We carried on out a bit further, finding a feeding group of fluttering, Buller’s and flesh-footed shearwaters, but they were very mobile and moving around a lot, so we decided to carry on out. The sea was pretty calm with less than 1m swell and almost no wind, so we made good speed, soon starting to pass the odd white-faced storm-petrel and then Cook’s petrels. We decided to stop at a spot we have chummed at before, put down the anchor and started chumming. Within seconds flesh-footed shearwaters were coming in as well as white-faced storm-petrels, and Cook’s petrels. And within five minutes we had our first New Zealand storm-petrel! Fantastic! Over the next our or so we had up to at least six NZ storm-petrels coming to within just feet of us at the back of the boat. Loads of white-faced storm-petrels came in as well, and lots of the usual Buller’s and flesh-footed shearwaters, Cook’s and a few black petrels. A single short-tailed shearwater also made an appearance.
As conditions were so nice we decided to make the most of it and head out further. So we upped anchor and headed out to Maori Rocks, where we found at least 50+ grey ternlets. These guys were roosting on the rock stacks, and a few of them feeding amongst schools of trevally just off the rocks. Having notched them up and had great views, we decided to carry on out further. We pulled up a little while later at another spot, and chummed for a bit, and although there were not a lot of birds, we did have another NZ storm-petrel and a few white-faced, as well as flesh-footed and a good number of black petrels. All of a sudden from down wind another bird appeared, and with whoops of joy a white-naped petrel appeared. It gave several really nice close passes, before gradually heading off away from the bot – a great bird.

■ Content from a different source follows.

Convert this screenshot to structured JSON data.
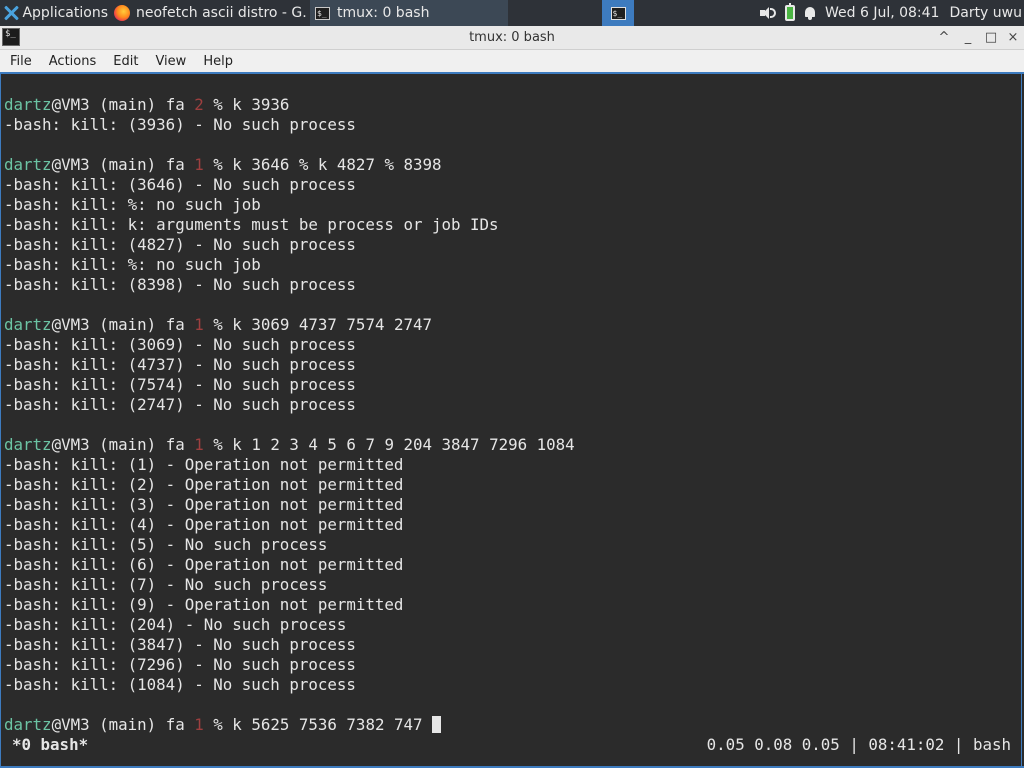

We decided to head off out a bit deeper, and chummed again, but with light winds there were few birds. One of the Cookilaria petrels that turned up however could well have been a Pycroft’s petrel…one to think about. We decided to head on in and make a couple of quick stops on the way. And at one stop we had at least another 5 NZ storm-petrels and a few fairy prions. Gradually making our way in, we called past Kawau Island to see if we could rustle up a rail, and there on the beach was a North Island weka. Excellent.

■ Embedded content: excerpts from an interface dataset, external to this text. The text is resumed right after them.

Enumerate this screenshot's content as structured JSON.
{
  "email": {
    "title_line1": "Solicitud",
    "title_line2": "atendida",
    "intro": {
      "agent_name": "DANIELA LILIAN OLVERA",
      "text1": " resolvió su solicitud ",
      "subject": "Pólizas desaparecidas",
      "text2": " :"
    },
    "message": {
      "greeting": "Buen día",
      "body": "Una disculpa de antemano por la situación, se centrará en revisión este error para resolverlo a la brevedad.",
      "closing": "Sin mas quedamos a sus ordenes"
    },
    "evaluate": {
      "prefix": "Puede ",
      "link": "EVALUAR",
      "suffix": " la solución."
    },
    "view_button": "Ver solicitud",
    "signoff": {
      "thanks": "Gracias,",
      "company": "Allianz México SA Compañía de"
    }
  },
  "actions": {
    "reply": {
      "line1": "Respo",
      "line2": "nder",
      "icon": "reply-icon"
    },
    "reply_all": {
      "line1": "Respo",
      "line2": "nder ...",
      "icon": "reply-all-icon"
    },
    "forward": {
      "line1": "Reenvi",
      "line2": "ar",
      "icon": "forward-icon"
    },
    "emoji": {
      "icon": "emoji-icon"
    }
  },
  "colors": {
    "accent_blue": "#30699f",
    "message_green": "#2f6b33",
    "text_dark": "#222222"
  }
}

Back on land we had a quick stop at the Motel and then on to another beautiful dinner. Another excellent day!
Day total – Seen = 38 + 1 heard (Caspian tern); new for the trip = 14; total for the trip to date = 76
Bird of the day – New Zealand storm-petrel x3, white-naped petrel x2

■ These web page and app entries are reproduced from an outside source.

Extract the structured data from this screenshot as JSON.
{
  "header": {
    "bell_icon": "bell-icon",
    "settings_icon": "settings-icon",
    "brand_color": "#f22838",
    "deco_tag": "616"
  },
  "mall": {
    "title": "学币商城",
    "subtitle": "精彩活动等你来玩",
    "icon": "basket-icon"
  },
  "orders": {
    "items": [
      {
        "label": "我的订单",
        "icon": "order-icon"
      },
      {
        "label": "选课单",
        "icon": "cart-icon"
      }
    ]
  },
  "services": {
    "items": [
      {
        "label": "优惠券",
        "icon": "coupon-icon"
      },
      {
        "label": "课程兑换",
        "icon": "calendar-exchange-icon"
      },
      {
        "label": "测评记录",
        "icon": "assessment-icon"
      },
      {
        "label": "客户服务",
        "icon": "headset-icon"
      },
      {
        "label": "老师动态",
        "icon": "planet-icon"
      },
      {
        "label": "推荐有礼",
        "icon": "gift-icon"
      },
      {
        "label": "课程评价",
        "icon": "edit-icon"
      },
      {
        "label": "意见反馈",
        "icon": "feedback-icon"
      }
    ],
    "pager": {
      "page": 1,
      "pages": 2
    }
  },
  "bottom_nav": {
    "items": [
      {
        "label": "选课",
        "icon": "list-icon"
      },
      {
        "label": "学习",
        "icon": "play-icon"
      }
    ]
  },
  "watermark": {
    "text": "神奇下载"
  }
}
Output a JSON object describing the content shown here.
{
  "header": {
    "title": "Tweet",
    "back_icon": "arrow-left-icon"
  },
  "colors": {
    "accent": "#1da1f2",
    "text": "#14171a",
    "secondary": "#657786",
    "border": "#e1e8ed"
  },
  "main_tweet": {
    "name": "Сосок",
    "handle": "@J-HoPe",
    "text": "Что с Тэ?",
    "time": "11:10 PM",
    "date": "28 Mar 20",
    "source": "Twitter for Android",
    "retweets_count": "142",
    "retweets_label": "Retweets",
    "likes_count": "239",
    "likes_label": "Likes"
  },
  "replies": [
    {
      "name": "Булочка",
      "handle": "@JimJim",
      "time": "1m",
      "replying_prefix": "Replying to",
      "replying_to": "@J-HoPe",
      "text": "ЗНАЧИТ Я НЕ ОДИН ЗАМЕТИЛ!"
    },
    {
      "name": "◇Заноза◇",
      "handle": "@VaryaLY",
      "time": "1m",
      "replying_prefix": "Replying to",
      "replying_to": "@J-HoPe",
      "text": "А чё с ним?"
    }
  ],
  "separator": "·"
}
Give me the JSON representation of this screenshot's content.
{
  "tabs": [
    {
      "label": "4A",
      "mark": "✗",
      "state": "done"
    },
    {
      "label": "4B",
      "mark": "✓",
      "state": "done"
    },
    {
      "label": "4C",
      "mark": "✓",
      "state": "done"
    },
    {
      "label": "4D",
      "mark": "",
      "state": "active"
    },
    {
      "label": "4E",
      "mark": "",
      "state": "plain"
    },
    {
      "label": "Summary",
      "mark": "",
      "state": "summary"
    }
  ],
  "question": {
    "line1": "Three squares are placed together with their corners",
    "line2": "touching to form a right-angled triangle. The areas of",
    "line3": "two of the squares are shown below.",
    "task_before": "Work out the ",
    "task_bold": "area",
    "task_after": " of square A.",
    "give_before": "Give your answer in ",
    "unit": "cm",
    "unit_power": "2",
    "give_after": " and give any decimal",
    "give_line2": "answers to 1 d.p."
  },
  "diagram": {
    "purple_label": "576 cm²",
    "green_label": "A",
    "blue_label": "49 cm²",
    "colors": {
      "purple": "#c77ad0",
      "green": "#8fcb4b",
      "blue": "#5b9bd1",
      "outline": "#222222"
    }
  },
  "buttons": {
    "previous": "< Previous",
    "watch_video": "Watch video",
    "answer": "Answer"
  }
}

|A white-faced storm-petrel bounces off the surface of the water
|Two New Zealand storm-petrels feeding with a white-faced storm-petrel
|New Zealand storm-petrel in beaut light
|New Zealand storm-petrel bashing the water as a white-faced storm-petrel bounces up off the water behind
|Roosting grey ternlets
|Checking out the rocks for grey ternlets
|White-naped petrel swinging past the boat
|Brett chumming up a storm
|Little Barrier - the known location for New Zealand storm-petrel breeding